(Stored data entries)
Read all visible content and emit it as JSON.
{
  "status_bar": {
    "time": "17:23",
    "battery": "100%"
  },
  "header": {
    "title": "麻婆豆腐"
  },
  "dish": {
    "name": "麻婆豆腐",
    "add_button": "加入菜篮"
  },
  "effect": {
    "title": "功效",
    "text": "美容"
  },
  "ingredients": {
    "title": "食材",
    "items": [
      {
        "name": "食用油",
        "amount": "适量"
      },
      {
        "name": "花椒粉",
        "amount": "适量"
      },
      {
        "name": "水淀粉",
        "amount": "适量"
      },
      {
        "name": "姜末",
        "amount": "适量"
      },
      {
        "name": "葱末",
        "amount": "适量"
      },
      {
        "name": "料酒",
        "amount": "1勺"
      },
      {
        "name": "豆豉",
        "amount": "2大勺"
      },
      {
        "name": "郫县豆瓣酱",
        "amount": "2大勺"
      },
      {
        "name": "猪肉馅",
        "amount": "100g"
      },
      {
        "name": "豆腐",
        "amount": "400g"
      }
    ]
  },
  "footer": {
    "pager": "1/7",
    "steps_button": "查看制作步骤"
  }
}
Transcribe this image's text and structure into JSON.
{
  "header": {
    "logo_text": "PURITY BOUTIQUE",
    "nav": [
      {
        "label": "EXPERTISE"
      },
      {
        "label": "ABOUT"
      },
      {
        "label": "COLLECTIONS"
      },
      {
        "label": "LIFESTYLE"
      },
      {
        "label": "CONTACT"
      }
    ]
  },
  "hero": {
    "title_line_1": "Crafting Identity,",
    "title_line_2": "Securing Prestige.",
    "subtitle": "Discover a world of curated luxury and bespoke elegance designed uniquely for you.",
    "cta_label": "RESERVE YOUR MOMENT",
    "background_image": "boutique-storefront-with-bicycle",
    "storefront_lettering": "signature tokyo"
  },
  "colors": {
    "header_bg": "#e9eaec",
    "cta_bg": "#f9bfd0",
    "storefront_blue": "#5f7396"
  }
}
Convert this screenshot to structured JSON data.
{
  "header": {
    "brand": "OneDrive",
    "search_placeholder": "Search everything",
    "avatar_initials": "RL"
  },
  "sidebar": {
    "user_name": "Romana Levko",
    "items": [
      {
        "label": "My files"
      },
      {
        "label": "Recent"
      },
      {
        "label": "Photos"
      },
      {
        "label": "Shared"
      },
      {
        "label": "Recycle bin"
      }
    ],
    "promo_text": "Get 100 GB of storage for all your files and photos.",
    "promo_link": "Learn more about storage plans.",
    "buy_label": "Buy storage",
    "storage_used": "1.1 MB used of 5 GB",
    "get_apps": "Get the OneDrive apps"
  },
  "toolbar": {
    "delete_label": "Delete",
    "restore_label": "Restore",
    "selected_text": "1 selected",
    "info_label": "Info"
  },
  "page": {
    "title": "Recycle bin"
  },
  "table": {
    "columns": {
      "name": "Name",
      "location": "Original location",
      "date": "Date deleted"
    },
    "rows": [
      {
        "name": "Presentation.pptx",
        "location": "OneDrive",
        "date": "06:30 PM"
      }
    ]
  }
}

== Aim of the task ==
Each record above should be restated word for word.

== Response ==
Read all visible content and emit it as JSON.
{
  "status_bar": {
    "time": "17:23",
    "battery": "100%"
  },
  "header": {
    "title": "麻婆豆腐"
  },
  "dish": {
    "name": "麻婆豆腐",
    "add_button": "加入菜篮"
  },
  "effect": {
    "title": "功效",
    "text": "美容"
  },
  "ingredients": {
    "title": "食材",
    "items": [
      {
        "name": "食用油",
        "amount": "适量"
      },
      {
        "name": "花椒粉",
        "amount": "适量"
      },
      {
        "name": "水淀粉",
        "amount": "适量"
      },
      {
        "name": "姜末",
        "amount": "适量"
      },
      {
        "name": "葱末",
        "amount": "适量"
      },
      {
        "name": "料酒",
        "amount": "1勺"
      },
      {
        "name": "豆豉",
        "amount": "2大勺"
      },
      {
        "name": "郫县豆瓣酱",
        "amount": "2大勺"
      },
      {
        "name": "猪肉馅",
        "amount": "100g"
      },
      {
        "name": "豆腐",
        "amount": "400g"
      }
    ]
  },
  "footer": {
    "pager": "1/7",
    "steps_button": "查看制作步骤"
  }
}
Transcribe this image's text and structure into JSON.
{
  "header": {
    "logo_text": "PURITY BOUTIQUE",
    "nav": [
      {
        "label": "EXPERTISE"
      },
      {
        "label": "ABOUT"
      },
      {
        "label": "COLLECTIONS"
      },
      {
        "label": "LIFESTYLE"
      },
      {
        "label": "CONTACT"
      }
    ]
  },
  "hero": {
    "title_line_1": "Crafting Identity,",
    "title_line_2": "Securing Prestige.",
    "subtitle": "Discover a world of curated luxury and bespoke elegance designed uniquely for you.",
    "cta_label": "RESERVE YOUR MOMENT",
    "background_image": "boutique-storefront-with-bicycle",
    "storefront_lettering": "signature tokyo"
  },
  "colors": {
    "header_bg": "#e9eaec",
    "cta_bg": "#f9bfd0",
    "storefront_blue": "#5f7396"
  }
}
Convert this screenshot to structured JSON data.
{
  "header": {
    "brand": "OneDrive",
    "search_placeholder": "Search everything",
    "avatar_initials": "RL"
  },
  "sidebar": {
    "user_name": "Romana Levko",
    "items": [
      {
        "label": "My files"
      },
      {
        "label": "Recent"
      },
      {
        "label": "Photos"
      },
      {
        "label": "Shared"
      },
      {
        "label": "Recycle bin"
      }
    ],
    "promo_text": "Get 100 GB of storage for all your files and photos.",
    "promo_link": "Learn more about storage plans.",
    "buy_label": "Buy storage",
    "storage_used": "1.1 MB used of 5 GB",
    "get_apps": "Get the OneDrive apps"
  },
  "toolbar": {
    "delete_label": "Delete",
    "restore_label": "Restore",
    "selected_text": "1 selected",
    "info_label": "Info"
  },
  "page": {
    "title": "Recycle bin"
  },
  "table": {
    "columns": {
      "name": "Name",
      "location": "Original location",
      "date": "Date deleted"
    },
    "rows": [
      {
        "name": "Presentation.pptx",
        "location": "OneDrive",
        "date": "06:30 PM"
      }
    ]
  }
}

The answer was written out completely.